I think these images are part of the reason Scotland has shifted to allow families to meet outdoors from yesterday. This will allow people to see each other before we add in hospitality and alcohol into the mix.
We also need to see much better protection for those who work in hospitality. That starts with better pay and conditions for a workforce often treated as dispensable.
The Scottish Greens support a cautious approach, especially when we see a third wave of the pandemic across the world, in part driven by countries easing restrictions, but also because there is inequitable distribution of the vaccine.
Where we cannot afford to be cautious, however, is in tackling the climate emergency. We have less than ten years left before 2030, the year identified in the Paris Agreement as the point of no return.
Yet it has been clear in the election campaign that while they have taken up our challenge to produce green policies, the other parties are not treating this with the urgency it requires.

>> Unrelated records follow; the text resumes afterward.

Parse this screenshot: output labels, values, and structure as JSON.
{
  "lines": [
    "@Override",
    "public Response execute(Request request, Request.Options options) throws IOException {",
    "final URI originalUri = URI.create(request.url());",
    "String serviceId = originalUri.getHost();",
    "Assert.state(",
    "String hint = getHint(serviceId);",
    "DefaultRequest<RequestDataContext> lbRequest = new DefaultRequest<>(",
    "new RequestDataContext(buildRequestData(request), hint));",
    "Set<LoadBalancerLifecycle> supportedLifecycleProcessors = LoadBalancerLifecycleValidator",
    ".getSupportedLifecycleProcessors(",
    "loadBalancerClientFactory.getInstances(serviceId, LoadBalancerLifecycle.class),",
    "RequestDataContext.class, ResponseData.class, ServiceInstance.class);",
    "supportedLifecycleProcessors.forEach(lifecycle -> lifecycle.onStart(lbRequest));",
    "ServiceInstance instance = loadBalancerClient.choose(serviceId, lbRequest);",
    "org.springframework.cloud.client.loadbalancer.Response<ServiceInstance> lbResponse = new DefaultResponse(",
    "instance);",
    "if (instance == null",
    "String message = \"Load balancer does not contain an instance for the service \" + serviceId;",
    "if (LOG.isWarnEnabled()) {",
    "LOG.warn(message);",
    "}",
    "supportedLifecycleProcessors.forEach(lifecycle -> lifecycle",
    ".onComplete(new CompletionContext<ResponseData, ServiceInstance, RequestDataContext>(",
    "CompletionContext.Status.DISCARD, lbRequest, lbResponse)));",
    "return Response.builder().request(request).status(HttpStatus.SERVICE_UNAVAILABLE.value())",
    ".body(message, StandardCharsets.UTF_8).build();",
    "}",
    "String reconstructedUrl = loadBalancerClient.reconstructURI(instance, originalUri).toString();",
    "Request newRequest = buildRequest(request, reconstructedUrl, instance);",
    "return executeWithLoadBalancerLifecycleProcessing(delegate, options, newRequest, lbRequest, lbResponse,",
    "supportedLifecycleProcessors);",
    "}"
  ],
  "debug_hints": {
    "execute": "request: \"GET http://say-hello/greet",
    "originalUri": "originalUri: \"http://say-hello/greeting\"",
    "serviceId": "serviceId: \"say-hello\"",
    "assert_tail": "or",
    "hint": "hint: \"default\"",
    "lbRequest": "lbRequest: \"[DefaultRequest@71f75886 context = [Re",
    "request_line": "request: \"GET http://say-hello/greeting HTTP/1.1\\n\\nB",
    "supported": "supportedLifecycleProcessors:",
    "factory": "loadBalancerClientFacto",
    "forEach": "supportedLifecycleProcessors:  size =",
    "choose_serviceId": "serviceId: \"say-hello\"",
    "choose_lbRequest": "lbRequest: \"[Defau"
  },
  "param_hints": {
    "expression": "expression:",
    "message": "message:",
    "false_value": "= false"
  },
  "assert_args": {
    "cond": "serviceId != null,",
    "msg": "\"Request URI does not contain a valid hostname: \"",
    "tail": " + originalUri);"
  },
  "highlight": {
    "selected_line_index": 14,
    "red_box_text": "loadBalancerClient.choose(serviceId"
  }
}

The next parliamentary session needs to be transformational. We need to pull together to do everything we can with the technology we have. Our manifesto is a programme for change that is bold, but it is also the minimum Scotland needs to do to keep up with the rest of the world.
Governments across the world are investing in their nation’s recoveries. We need to invest too, and our priority must be securing our survival.
President Joe Biden has launched his American Jobs Plan – a trillion dollars in infrastructure and jobs, the biggest investment plan seen in the US since the Second World war.
In Germany, the green recovery is already being seeded through bold public investment plans. They’re spending an extra billion euros this year alone to upgrade homes and buildings.
The EU is making 265 billion euros available to invest in a green recovery as part of their Recovery and Resilience Fund, and individual member states are adding much more to that.
Scotland must not be left behind. In fact, we can and must lead, but the UK’s ideological obsession with austerity threatens that. We know even the UK government will borrow and invest, but it still isn’t clear how that will impact on Scotland’s finances.
What is clear is the pressing need to invest in renewable energy, public transport, warm homes and restoring nature so it can capture carbon.
And we will not duck the tough decisions when it comes to fossil fuels either. This is not about losing jobs, an accusation the other parties try and level at us. It’s about securing a future for those communities that work in an industry in decline.
It is a basic scientific fact that Scotland and the UK cannot burn the known reserves of oil and gas in the North Sea and comply with the commitments under the Paris Agreement. That’s why we need to start investing in the alternatives now.
The UK government pushed the onshore wind industry off a cliff, and the Scottish government has done little if anything to save it. Similarly, tidal power is being largely ignored. The Scottish Greens will change this. We will invest, nurture and support the growth of a world-leading renewables industry, with conditions that jobs are created here in Scotland.
Our Rail for All proposals to upgrade Scotland’s railways; restoring forests and peatlands; rewilding initiatives; expanding Scotland’s national parks; and our measures to retrofit homes to meet new efficiency standards and tackle fuel poverty will create thousands of jobs too.
We’re focusing on quality jobs because that is the best way to recover from this public health crisis. The last year has had devastating economic impact but it has also revealed how broken our economy was, with far too many people on insecure work and far too many holes in the social security safety net.
We can’t go back to that broken system, which sees vast wealth taken out the economy and put into offshore tax-avoiding bank accounts.
It’s time for us to pull together and invest in a new Scotland that leaves no-one behind. A Scotland that can play a leading role in Europe’s effort to tackle the threat to humanity’s survival. The Covid-19 pandemic was such a threat, but the climate crisis is an even bigger one. Our future depends on getting this right.
Lorna Slater is co-leader of the Scottish Greens